Having said that I find as a fact proved that the defendant is liable to the plaintiff for defamatory damages.  I now turn to consider the quantum of damages.

In assessing the quantum of damages the court derives guidance from the case of Nyatanga vs Editor, The Herald and Another 2001, ZLR 63.  That case is authority for the proposition that our courts take a serious view of unwarranted defamation of senior government officials and will award punitive damages where appropriate.  The headnote reads in part.

“Held, that allegations which impugn the integrity of a person holding the post of Master and Sheriff of the High Court are defamatory in the highest degree and call for punitive damages.  They are much more serious than allegations defaming a politician or businessman.  To attack falsely, the honesty and integrity of a person holding high office in the judicial system undermines the confidence that the public should have in the judicial system of the country.”


            I am in respectful agreement with the above sentiments.  Undoubtedly the plaintiff was a high ranking official holding the office of Brigadier General at the material time.  As such he was an embodiment of the army.  Tarnishing his good name and reputation amounts to an attack on the army and ultimately government itself.  The above remarks in the Nyatanga case (supra) therefore apply to the plaintiff with equal force.

            That being the case I believe the plaintiff when he says that the army commander was not amused when he got wind of the defamatory letter and a copy was kept in his personal file.

            I however take note of the fact that the plaintiff has since been promoted to the position of Major General.  Although he alleges that his promotion was delayed on account of the allegations levelled against him he did not adduce any concrete evidence to that effect.  On the contrary the army appears to have dismissed the allegations off hand as baseless and unfounded.  Despite that finding the inescapable truth is that the unfounded allegations posed a serious potential danger to the plaintiffs career path and promotion prospects.  In the absence of a retraction it matters little that this catastrophe was averted.

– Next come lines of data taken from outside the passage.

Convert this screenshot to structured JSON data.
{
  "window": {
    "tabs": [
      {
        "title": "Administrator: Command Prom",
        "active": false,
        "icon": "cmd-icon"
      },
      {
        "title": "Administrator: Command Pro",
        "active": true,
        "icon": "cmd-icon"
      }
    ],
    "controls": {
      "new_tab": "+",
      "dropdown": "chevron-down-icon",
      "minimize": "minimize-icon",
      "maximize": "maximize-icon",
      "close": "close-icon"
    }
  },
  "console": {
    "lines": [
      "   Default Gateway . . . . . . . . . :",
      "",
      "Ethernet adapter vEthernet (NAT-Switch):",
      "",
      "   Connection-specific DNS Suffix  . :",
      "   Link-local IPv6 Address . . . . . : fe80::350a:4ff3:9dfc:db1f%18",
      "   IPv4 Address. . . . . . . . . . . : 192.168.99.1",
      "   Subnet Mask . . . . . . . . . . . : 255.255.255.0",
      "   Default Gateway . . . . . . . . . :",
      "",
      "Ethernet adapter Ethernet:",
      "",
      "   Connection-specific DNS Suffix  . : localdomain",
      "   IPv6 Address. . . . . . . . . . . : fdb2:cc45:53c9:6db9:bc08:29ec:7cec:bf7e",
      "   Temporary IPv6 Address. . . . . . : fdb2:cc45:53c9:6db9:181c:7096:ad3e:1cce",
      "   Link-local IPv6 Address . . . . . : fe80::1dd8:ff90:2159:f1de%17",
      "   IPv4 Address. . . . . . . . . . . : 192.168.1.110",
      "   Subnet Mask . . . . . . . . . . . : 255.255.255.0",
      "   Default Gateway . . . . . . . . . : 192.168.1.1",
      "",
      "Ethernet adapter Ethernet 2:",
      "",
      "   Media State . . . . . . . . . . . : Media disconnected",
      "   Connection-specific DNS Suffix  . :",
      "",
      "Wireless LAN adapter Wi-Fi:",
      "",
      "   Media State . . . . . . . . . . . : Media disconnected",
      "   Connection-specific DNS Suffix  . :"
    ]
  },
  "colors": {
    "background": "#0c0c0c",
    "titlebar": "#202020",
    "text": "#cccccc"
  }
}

            In the case of Zvobgo v Kingstons Ltd 1986(2) ZLR 310(H) cited with approval in the Nyatanga case (supra) the court laid down factors to take into account in assessing the quantum of damages in cases of this nature.  These include the character and status of the plaintiff, the nature of the words used, the extent of the publication the conduct of the defendants and previous awards of damages taking into account the depreciation of the dollar.

            I have already alluded to the fact that the plaintiff is a high ranking member of a vital organ of the State charged with the responsibility of maintaining peace and stability in the country.  The defamatory words were to the effect that the plaintiff was in the habit of abusing his authority, army personnel and equipment.  The allegations struck at the very core of the plaintiff’s reputation and career.

            The plaintiff on the basis of the evidence before me is a man of high moral values and unquestionable military and social integrity.  The words complained of must have seriously wounded his standing in the army and the lawyers to whom they were published.  Had common sense not prevailed, the words could have had a catastrophic effect on his reputation and career.

            Having regard to the current rampant inflation the amount claimed is now in my view nomore than a nominal amount inadequate to sufficiently assuage the plaintiff’s injured reputation.and self esteem In the result the plaintiff’s claim in the amount demanded can only succeed.

            It is accordingly ordered:

  1. That the defendant be and is hereby ordered to pay the plaintiff the sum of $100 000.00 revalued together with interest at the prescribed rate with effect from the 26thNovember 2004.
  2. That the defendant’s counterclaim be and is hereby dismissed.

3.         That the defendant be and is hereby ordered to pay costs of suit.


Scanlen & Holderness, the plaintiff’s legal practitioners

Mtetwa and Nyambirai, the defendant’s legal practitioners